Advertising and Other Forms of Solicitation
RULE 502. A member
in public practice shall not seek to obtain clients by advertising or
other forms of solicitation in a manner that is false, misleading or
deceptive. Solicitation by the use of coercion, over-reaching or
harassing conduct is prohibited.
Commissions and Referral Fees
Rule 503: Except as expressly permitted by this
rule, a member engaged in the practice of public accounting shall not
(1) pay a fee or commission to obtain a client or (2) accept a fee or
commission for referring a client to the products or services of a third
A member engaged in the practice of
public accountancy who is not performing any of the services set forth
in subdivision (A) and who complies with the disclosure requirements of
subdivision (B) may accept a fee or commission for providing a client
with the products or services of a third party where the products or
services of a third party are provided in conjunction with professional
services provided to the client by the member engaged in the practice of
public accountancy. Nothing in this rule shall be construed to permit
the solicitation or acceptance of any fee or commission solely for the
referral of a client to a third party.
- A member engaged in the practice
of public accountancy is prohibited from performing services for a
client for a commission or from receiving a commission from a third party for providing the products and services of that third party to a client

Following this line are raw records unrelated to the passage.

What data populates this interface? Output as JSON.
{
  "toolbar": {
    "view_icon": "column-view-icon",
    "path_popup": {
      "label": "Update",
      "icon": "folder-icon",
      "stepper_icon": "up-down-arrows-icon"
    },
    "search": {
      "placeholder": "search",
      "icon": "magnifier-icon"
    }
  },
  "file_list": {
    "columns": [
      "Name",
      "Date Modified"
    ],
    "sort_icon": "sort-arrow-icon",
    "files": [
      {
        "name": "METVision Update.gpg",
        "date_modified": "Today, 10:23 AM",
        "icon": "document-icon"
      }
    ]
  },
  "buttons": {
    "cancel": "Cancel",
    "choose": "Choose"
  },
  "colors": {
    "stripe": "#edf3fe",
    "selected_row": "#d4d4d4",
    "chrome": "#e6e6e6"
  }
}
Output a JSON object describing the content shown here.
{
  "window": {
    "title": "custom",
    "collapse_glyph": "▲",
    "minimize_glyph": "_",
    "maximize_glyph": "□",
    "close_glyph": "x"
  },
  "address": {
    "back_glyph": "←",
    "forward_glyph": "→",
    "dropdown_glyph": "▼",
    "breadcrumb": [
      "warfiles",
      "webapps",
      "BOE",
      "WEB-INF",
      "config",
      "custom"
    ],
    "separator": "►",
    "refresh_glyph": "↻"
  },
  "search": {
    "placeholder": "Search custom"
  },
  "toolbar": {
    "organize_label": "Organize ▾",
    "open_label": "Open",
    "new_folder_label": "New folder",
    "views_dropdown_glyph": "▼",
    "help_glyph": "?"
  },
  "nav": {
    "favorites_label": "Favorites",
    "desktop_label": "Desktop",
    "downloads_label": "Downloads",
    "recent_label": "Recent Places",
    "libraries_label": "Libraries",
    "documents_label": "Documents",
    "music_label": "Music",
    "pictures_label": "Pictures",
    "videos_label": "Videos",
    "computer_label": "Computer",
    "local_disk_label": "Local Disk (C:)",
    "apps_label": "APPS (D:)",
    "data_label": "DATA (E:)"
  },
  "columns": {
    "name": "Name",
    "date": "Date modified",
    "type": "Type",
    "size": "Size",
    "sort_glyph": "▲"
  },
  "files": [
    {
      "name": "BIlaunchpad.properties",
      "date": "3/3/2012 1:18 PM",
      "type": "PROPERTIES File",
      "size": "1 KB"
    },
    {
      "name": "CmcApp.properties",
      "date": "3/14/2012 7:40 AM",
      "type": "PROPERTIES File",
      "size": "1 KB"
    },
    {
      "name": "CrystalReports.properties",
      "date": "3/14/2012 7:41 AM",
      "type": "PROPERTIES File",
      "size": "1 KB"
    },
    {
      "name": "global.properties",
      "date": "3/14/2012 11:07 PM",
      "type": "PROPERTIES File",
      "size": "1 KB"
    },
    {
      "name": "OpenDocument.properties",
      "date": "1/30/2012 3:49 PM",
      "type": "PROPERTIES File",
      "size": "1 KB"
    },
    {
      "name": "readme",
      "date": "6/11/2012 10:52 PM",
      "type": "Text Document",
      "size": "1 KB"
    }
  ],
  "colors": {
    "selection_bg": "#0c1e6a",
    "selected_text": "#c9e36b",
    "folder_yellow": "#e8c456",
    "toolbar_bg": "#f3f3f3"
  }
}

during the period in which the member also performs for that client any
of the services listed below and during the period covered by any
historical financial statements involved in those listed services:
- An audit or review of a
- A compilation of a financial
statement when the member expects, or reasonably might expect, that a
third party will use the financial statement and the compilation report
does not disclose a lack of independence.
- An examination of prospective
- A member engaged in the practice
of public accountancy who is not prohibited from performing services for
a commission, or from receiving a commission, and who is paid or
expects to be paid a commission, shall disclose that fact to any client
or entity to whom the member engaged in the practice of public
accountancy recommends or refers a product or service to which the
Disclosure shall include, at a
minimum, all of the following:
- Be in writing and be clear
- Be signed by the recipient of
the product or service.
- State the amount of the
commission or the basis on which it will be computed.
- Identify the source of the
payment and the relationship between the source of the payment and the
person receiving the payment.
- Be presented to the client at
or prior to the time the recommendation of the product or service is
- For purposes of this rule, "fee"
includes, but is not limited to, a commission, rebate, preference,
discount, or other consideration, whether in the form of money or
It is not the intent of CalCPA to
diminish in any manner the duties of certified public accountants to
clients, nor abrogate rules relating to objectivity.
Form of Organization and Name
RULE 505. A member
may practice public accounting only in a form of organization permitted
by state law or regulation whose characteristics conform to the
resolutions of CalCPA.
A member shall not practice public
accounting under a firm name that is misleading. Names of one or more
past owners may be included in the firm name of a successor
A firm may not designate itself as
"Members of the California Society of Certified Public Accountants"
unless all of its CPA owners are members of CalCPA.
In accordance with the Bylaws of
CalCPA, the Council of CalCPA has adopted the following
Enforcement Procedures to enforce the Bylaws and the Code of
Professional Conduct of CalCPA:
Any complaint filed against a member
under the Bylaws or the Code of Professional Conduct shall be submitted
in writing and referred to the state board of accountancy.
Neither CalCPA nor any of its
members, agents or representatives shall be deemed to have made any
representation as to the accuracy or completeness of any such complaint
or other related documents or materials so submitted to the state board
of accountancy and shall have no liability as a result of or in
connection with any such submission or any proceedings by the state
board of accountancy or its equivalent.
Revised June 2010